And since the king was unwilling to take back what he had said, he [Ralph] required and conjured those peers that they should maintain him in right as they ought to do, since he was their peer and had offered and would offer in court what they had heard. And all the men of the king replied that they would do it willingly. And he thanked them and left the court. And all the men of the king petitioned that the king should refrain from what he had done, which was to exile their peer, and [told him] that if he did not do so, and did not judge Sir Ralph by the esgart of his court, then they would withhold from him, both jointly and severally the service which they owed him, until he had agreed to their request, and that he should know that they would maintain Sir Ralph against him, as they ought to since he was their peer. And many great words were said to the king, and so they left the king and went to Sir Ralph, and they told him that they had withdrawn from the king their service, and that they offered both jointly and severally to aid him and to maintain him as their peer in this matter as they ought to.
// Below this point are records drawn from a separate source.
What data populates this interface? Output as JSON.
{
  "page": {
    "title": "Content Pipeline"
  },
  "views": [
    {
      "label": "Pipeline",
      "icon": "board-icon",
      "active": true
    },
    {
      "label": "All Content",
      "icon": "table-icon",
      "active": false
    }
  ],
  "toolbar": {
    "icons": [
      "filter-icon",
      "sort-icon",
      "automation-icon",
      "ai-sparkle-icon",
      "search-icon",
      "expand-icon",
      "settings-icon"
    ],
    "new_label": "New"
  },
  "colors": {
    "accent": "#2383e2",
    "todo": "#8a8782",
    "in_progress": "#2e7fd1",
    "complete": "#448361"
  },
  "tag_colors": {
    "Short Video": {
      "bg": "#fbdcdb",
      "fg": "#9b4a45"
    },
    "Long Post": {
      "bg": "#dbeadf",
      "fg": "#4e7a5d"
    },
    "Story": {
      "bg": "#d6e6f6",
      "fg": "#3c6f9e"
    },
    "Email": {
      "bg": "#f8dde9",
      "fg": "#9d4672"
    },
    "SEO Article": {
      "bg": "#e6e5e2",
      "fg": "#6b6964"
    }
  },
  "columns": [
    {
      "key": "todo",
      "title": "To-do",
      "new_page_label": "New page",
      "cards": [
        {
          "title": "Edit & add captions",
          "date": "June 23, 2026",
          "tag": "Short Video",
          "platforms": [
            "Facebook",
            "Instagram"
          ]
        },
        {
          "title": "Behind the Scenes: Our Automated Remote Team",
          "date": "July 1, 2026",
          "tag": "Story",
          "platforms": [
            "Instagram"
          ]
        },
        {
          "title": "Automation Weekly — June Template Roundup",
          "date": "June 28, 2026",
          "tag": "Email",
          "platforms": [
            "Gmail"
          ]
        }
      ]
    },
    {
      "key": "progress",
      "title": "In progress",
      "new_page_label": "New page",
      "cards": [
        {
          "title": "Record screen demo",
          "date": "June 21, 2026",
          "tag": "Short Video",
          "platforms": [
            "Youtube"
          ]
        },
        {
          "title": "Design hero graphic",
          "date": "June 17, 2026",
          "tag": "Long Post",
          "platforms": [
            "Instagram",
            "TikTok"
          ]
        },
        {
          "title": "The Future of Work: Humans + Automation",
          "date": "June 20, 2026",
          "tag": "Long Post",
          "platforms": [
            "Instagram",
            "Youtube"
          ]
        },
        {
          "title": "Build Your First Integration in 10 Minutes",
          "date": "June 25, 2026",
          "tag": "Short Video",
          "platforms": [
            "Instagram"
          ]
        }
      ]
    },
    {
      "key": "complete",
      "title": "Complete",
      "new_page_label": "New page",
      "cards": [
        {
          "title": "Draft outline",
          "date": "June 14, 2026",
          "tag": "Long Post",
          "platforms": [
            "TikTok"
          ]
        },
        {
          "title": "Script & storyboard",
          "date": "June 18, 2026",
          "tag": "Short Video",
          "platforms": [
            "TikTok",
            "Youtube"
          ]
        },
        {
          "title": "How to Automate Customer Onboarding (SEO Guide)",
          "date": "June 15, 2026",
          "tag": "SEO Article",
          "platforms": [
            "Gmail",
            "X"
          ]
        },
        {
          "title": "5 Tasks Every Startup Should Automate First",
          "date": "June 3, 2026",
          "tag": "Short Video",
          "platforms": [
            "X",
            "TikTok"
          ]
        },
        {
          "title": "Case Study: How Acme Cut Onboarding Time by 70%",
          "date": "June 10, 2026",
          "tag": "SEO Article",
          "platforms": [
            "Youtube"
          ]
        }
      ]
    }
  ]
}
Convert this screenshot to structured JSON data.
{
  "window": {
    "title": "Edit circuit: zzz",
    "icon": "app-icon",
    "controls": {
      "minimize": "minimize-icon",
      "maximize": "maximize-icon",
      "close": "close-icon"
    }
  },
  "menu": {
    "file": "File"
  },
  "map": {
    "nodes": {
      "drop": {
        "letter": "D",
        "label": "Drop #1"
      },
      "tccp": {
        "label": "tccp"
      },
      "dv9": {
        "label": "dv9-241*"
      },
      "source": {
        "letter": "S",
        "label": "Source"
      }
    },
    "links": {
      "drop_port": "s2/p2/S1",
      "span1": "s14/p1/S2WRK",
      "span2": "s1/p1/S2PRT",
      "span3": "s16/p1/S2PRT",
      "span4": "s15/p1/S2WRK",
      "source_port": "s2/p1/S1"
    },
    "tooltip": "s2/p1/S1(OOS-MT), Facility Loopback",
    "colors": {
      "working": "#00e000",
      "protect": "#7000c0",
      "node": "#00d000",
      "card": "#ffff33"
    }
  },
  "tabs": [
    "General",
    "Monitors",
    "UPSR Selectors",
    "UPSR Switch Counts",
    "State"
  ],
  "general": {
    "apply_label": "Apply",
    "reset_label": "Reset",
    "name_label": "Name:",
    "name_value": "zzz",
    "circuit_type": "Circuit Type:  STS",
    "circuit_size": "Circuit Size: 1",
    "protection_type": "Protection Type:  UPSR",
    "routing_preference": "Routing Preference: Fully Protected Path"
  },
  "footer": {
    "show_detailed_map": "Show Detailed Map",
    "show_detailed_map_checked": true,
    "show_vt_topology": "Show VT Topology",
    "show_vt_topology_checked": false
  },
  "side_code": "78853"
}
And he thanked them very much, and said to them that he would therefore withdraw his request and the summons that he had made to them; that simce the king was of such a mind against him, then he would not serve him nor would he remain in his realm for anything that the king could give him and do for him. And he left the kingdom within the term which the king had given him, and they let drop their withdrawal of what they had denied the king, because Sir Ralph had withdrawn his request to them, and the summons with which he had adjured them. And I have heard from my lord uncle, may God have his soul, that if such a case happens as has been told above as that of Sir Ralph of Tiberias and King Aimery, that the men of the court ought to do in common as it has been shown that he and the others did, when King Aimery exiled Sir Ralph from the kingdom of Jerusalem without esgart and verdict of court.


Source.

Livre de Jean d'Ibelin c. 204, RHC Lois i. 327-8

http://falcon.arts.cornell.edu/~prh3/259/texts/lostlaws.html

© Translation by Paul Hyams of Cornell University. See his home page/copyright page. Prof   Hyams indicates that the translations are available for educational use. He intends to expand the number of translations, so keep a note of his home page. 


This text is part of the Internet Medieval Source Book. The Sourcebook is a collection of public domain and copy-permitted texts related to medieval and Byzantine history.

Unless otherwise indicated the specific electronic form of the document is copyright. Permission is granted for electronic copying, distribution in print form for educational purposes and personal use. If you do reduplicate the document, indicate the source. No permission is granted for commercial use.

Paul Halsall, July 1998
halsall@murray.fordham.edu